(Source data)
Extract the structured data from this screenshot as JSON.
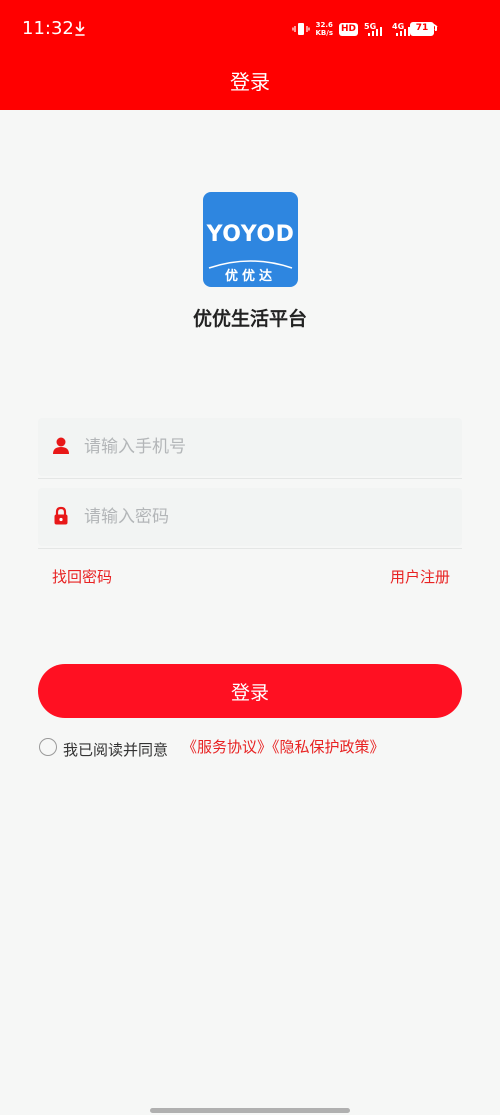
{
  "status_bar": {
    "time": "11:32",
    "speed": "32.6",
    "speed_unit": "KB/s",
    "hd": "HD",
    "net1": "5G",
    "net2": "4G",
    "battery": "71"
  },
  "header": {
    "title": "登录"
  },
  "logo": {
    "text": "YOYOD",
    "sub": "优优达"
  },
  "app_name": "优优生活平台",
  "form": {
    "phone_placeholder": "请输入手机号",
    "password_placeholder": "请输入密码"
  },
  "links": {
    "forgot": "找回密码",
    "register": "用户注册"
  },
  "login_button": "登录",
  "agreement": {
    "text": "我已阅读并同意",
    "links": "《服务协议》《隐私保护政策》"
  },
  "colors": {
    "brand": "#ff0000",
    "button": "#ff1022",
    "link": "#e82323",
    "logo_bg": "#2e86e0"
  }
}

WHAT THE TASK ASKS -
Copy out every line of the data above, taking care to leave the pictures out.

RESPONSE AREA -
Extract the structured data from this screenshot as JSON.
{
  "status_bar": {
    "time": "11:32",
    "speed": "32.6",
    "speed_unit": "KB/s",
    "hd": "HD",
    "net1": "5G",
    "net2": "4G",
    "battery": "71"
  },
  "header": {
    "title": "登录"
  },
  "logo": {
    "text": "YOYOD",
    "sub": "优优达"
  },
  "app_name": "优优生活平台",
  "form": {
    "phone_placeholder": "请输入手机号",
    "password_placeholder": "请输入密码"
  },
  "links": {
    "forgot": "找回密码",
    "register": "用户注册"
  },
  "login_button": "登录",
  "agreement": {
    "text": "我已阅读并同意",
    "links": "《服务协议》《隐私保护政策》"
  },
  "colors": {
    "brand": "#ff0000",
    "button": "#ff1022",
    "link": "#e82323",
    "logo_bg": "#2e86e0"
  }
}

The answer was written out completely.